_What this task involves_
If a line in the entries includes "data", show that line.

■ ■ ■ ■ ■ ■ ■

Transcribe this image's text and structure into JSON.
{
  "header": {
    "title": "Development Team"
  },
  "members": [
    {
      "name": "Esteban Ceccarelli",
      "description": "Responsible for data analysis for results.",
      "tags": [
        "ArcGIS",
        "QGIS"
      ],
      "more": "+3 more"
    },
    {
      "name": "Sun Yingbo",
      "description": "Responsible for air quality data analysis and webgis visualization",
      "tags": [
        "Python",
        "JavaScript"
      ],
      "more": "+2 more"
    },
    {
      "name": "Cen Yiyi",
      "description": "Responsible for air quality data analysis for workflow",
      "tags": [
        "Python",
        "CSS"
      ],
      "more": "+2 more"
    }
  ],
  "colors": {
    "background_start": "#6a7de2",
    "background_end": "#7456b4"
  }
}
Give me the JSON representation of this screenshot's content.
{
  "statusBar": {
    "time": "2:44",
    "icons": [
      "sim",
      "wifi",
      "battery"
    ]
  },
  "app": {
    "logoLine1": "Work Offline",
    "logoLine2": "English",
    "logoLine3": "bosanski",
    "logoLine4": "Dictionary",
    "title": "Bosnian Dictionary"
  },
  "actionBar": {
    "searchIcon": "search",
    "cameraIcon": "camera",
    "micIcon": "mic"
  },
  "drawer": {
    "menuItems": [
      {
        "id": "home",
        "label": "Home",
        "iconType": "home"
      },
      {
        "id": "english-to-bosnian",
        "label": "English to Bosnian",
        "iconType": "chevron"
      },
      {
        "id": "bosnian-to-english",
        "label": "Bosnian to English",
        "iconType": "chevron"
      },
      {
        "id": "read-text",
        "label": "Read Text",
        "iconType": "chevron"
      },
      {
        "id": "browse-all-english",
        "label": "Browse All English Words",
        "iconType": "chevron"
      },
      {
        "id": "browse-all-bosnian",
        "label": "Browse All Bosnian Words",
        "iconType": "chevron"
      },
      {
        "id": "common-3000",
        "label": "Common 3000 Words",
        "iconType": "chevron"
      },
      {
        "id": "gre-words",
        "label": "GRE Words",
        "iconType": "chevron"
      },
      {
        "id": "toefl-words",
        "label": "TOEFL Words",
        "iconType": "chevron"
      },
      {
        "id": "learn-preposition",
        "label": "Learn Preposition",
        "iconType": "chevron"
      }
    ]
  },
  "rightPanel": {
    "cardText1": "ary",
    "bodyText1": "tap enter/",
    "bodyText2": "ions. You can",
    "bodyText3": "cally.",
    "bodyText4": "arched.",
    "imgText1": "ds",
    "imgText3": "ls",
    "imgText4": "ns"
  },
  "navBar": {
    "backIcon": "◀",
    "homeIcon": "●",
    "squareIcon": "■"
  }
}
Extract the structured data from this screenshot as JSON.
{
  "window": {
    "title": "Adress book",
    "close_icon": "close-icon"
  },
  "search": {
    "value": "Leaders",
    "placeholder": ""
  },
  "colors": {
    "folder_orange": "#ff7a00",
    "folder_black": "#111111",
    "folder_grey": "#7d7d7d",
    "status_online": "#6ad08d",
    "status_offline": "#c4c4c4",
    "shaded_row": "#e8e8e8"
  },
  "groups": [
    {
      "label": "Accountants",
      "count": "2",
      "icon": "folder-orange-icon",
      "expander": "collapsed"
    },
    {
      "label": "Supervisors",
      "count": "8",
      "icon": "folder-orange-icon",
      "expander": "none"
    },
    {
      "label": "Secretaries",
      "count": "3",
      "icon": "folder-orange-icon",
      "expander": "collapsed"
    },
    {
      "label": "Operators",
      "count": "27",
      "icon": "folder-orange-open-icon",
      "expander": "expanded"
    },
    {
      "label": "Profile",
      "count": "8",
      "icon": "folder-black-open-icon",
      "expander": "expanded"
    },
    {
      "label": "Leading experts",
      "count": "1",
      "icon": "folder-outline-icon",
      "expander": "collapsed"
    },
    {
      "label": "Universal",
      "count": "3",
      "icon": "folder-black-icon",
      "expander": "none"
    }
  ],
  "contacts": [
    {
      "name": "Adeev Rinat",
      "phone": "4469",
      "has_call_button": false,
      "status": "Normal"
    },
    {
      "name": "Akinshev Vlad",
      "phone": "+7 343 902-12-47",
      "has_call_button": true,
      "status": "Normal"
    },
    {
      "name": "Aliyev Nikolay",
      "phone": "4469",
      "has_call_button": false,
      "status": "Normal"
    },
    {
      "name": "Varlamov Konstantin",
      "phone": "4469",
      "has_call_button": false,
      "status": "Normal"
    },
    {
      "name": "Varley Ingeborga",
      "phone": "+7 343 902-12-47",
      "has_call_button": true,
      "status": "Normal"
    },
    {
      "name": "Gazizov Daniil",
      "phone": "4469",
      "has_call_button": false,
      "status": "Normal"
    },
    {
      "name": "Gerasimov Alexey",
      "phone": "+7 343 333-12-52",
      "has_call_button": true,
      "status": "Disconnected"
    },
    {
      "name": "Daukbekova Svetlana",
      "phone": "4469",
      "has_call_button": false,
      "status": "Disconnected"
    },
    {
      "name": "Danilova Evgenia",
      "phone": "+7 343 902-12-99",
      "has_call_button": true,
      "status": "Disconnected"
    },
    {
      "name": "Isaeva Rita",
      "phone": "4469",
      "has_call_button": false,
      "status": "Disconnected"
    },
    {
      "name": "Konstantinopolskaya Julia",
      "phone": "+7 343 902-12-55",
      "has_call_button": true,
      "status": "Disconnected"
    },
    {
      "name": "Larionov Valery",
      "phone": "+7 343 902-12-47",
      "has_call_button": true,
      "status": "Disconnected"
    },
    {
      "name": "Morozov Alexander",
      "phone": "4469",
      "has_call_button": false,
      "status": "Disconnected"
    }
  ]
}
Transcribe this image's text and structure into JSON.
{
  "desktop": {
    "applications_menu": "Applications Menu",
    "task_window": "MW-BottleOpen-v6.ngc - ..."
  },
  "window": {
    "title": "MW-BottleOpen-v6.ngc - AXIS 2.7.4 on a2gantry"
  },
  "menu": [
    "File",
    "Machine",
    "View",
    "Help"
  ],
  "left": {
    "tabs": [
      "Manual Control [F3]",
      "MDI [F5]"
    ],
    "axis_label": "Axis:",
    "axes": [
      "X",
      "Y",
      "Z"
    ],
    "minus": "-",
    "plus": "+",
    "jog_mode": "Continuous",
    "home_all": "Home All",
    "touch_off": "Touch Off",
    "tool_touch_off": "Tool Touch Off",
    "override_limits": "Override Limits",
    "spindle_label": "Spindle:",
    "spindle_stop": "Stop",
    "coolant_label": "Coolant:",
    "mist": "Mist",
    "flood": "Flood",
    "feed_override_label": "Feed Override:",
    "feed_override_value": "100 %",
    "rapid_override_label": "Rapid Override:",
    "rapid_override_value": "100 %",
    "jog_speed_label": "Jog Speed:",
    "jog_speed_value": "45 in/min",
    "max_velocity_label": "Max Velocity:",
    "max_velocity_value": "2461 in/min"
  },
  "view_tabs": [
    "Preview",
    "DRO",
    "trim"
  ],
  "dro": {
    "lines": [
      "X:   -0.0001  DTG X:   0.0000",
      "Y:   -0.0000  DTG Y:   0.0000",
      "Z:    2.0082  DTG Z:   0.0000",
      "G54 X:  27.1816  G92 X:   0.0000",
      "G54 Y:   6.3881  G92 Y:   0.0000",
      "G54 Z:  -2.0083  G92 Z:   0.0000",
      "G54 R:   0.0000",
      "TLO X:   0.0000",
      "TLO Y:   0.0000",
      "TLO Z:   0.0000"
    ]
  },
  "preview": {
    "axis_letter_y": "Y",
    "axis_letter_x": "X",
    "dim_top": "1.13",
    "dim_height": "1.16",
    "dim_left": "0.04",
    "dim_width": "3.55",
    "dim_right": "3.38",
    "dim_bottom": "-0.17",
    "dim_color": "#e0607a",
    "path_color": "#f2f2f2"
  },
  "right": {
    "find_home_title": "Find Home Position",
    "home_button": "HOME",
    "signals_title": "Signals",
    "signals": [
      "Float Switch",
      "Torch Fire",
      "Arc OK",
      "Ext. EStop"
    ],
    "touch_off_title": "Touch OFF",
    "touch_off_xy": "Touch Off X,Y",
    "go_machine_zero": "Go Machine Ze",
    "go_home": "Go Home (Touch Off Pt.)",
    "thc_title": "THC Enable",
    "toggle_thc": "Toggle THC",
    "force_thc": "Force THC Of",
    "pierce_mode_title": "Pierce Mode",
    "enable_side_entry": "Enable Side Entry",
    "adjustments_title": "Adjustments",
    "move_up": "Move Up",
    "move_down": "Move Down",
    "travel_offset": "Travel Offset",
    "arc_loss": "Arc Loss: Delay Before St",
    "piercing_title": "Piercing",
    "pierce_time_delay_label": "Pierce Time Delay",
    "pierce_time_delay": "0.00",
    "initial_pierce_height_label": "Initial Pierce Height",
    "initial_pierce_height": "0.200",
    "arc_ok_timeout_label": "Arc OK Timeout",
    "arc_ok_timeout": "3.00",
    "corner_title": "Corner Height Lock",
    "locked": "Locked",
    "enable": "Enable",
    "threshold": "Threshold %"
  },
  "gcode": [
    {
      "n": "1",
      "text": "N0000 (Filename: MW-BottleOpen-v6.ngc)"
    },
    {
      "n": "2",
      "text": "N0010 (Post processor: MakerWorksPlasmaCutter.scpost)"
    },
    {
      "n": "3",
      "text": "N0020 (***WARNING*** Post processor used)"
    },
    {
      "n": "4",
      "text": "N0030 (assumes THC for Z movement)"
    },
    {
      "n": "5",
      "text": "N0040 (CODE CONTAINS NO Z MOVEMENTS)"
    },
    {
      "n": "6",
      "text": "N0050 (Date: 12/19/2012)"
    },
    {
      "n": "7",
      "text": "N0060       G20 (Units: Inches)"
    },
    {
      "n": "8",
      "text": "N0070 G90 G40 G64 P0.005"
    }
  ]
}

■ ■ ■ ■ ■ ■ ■

_Your solution_
      "description": "Responsible for data analysis for results.",
      "description": "Responsible for air quality data analysis and webgis visualization",
      "description": "Responsible for air quality data analysis for workflow",
Extract the structured data from this screenshot as JSON.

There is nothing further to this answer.